In some ways this show is a continuation of Michi's work, expounding on the use of the same tar-like black paint seen in the "Br'er" show, except that this work breaks from of the wood panel surface, breaks from the limitations of more commodified artwork, gets dirtier, drips paint down the walls, and incorporates the exhibition space fully into the work.
There is an interesting dichotomy of purpose in Michi's work that seems particularly at play in this show. The work is not literal (despite using text) and is not easily decipherable but this is because Michi's work speaks to many different plights and many histories at once. Michi deals with the history of racial tensions between white and blacks, "I am fighting for liberation from a history of images that portray black males as strange fruit, machinery, and property." while also existing in this world as a quest-driven artist, and questioning this throughout his work "...have I become comfortable with the idea of art as consumer products and tailored my statements to fit the criteria for success in a commercial gallery society?" After seeing this show, my answer would be "no" and for anyone planning to see this show, or even viewing these pictures, Michi's statement is worth a read.

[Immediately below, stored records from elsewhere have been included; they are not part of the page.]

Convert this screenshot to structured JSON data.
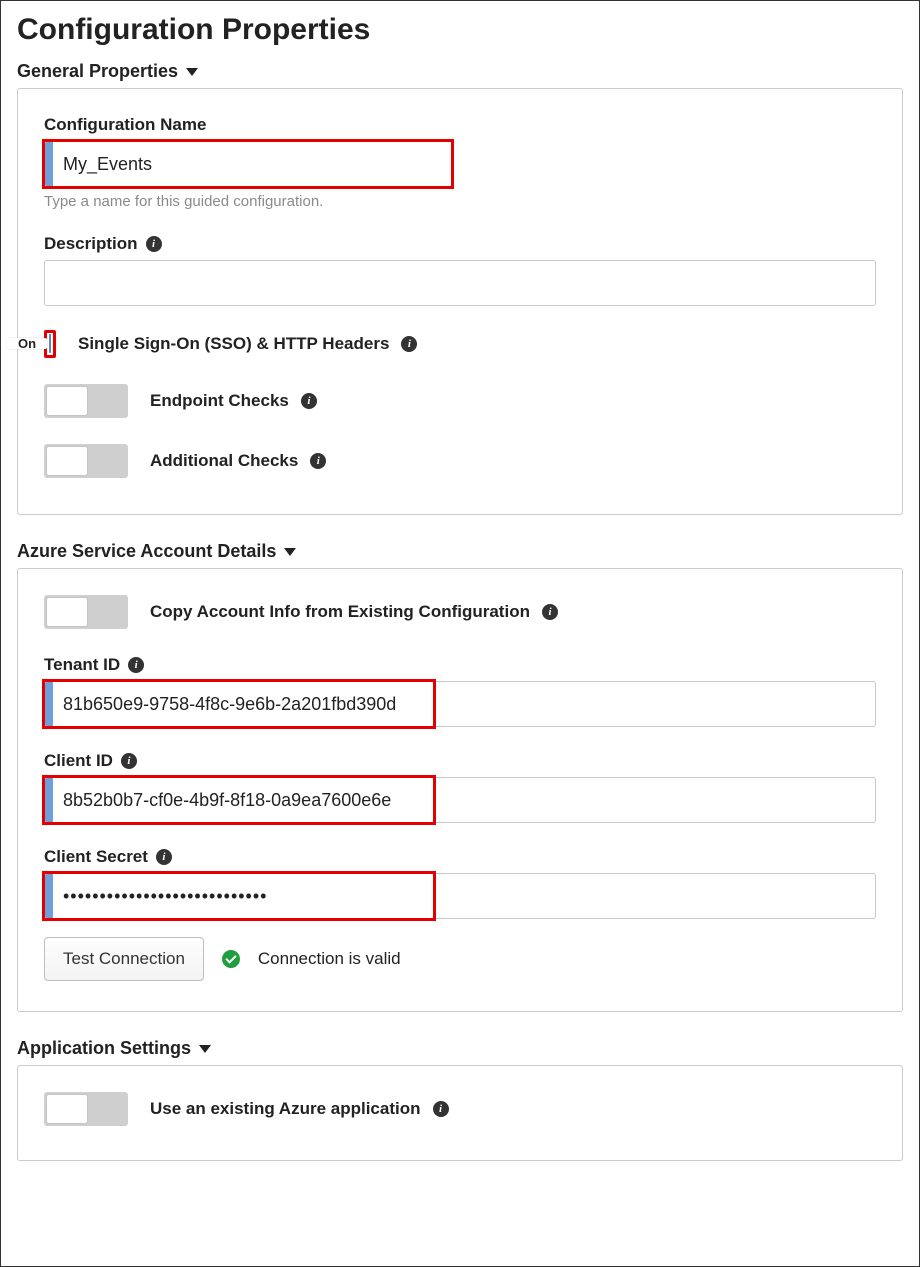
{
  "page_title": "Configuration Properties",
  "sections": {
    "general": {
      "header": "General Properties",
      "config_name": {
        "label": "Configuration Name",
        "value": "My_Events",
        "help": "Type a name for this guided configuration."
      },
      "description": {
        "label": "Description",
        "value": ""
      },
      "toggles": {
        "sso": {
          "label": "Single Sign-On (SSO) & HTTP Headers",
          "on_text": "On",
          "state": "on"
        },
        "endpoint": {
          "label": "Endpoint Checks",
          "state": "off"
        },
        "additional": {
          "label": "Additional Checks",
          "state": "off"
        }
      }
    },
    "azure": {
      "header": "Azure Service Account Details",
      "copy_toggle": {
        "label": "Copy Account Info from Existing Configuration",
        "state": "off"
      },
      "tenant_id": {
        "label": "Tenant ID",
        "value": "81b650e9-9758-4f8c-9e6b-2a201fbd390d"
      },
      "client_id": {
        "label": "Client ID",
        "value": "8b52b0b7-cf0e-4b9f-8f18-0a9ea7600e6e"
      },
      "client_secret": {
        "label": "Client Secret",
        "value": "••••••••••••••••••••••••••••"
      },
      "test_button": "Test Connection",
      "status_text": "Connection is valid"
    },
    "app_settings": {
      "header": "Application Settings",
      "use_existing": {
        "label": "Use an existing Azure application",
        "state": "off"
      }
    }
  }
}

This piece is fantastic. The gloves representing racial tensions, the legacy of boxing, "The Great White Hope", golden like a bronze trophy of supremacy, but painted, referencing the painter and artistic ambitions.

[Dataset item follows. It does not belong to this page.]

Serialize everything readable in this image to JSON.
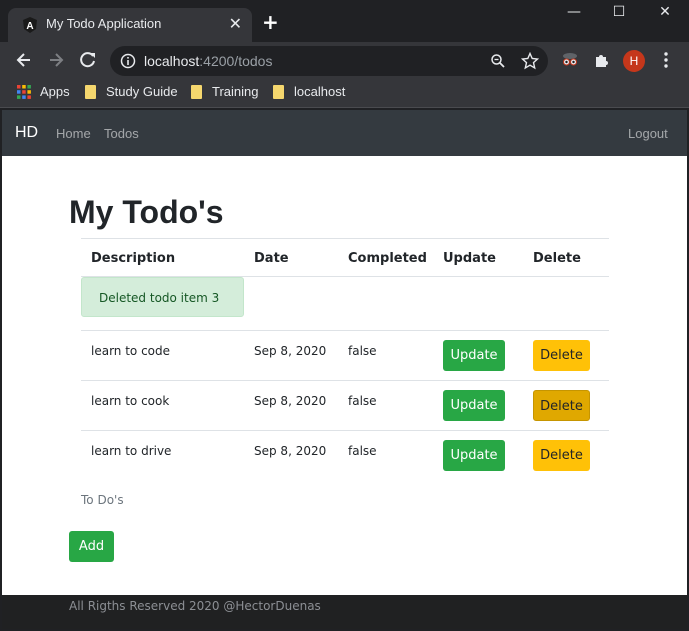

Statement: "In creative thought, The Great White Hope is the gallery. It is the stage set by its four white corners mimicking the boxing ring. It is an opponent that has eluded many of fighters or artists. We all believe in its mythical power and its collectors’ ringside seats to elevate and hype our careers to the next level just by hanging there."
Perhaps getting further at this idea of "strange fruit," is the amorphous pear/boxing bag that is torn and leaking cotton. There are some more thoughts on the show and an interesting text message interview here.

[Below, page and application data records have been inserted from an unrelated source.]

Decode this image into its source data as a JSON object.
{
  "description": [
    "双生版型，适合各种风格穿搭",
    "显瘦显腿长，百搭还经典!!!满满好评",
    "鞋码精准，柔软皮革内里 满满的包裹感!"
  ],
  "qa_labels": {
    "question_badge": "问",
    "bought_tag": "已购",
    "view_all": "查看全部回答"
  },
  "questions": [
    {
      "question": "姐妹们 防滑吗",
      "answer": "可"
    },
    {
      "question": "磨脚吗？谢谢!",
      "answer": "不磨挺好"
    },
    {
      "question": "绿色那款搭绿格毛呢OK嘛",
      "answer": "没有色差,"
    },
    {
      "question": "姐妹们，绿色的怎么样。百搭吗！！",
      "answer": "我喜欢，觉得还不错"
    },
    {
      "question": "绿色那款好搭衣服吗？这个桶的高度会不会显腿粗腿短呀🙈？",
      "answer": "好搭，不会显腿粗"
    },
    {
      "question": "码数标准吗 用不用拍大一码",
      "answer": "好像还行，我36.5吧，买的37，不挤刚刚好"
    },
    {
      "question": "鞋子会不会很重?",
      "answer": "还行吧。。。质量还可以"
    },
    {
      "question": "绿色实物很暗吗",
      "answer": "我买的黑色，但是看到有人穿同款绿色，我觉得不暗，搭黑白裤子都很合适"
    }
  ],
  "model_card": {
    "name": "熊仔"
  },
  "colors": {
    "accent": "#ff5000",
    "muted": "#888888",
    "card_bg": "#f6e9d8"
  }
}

I left the show still chewing on the idea of artwork that directly references the artist's struggle for success. While this show straddles more difficult issues than just that, Michi views the Small Gallery as a boxing ring in which many different goals and ideologies are being fought for, including the artist's daunting tasks of being recognized and valued. The work serves as a battle cry for artists, an attack on lethargy, which is an essential stance artists must assume, but is the artwork itself the proper platform for the voicing of this? Is this self reflexive subject too insular to function as provoking art? Something to think about anyway.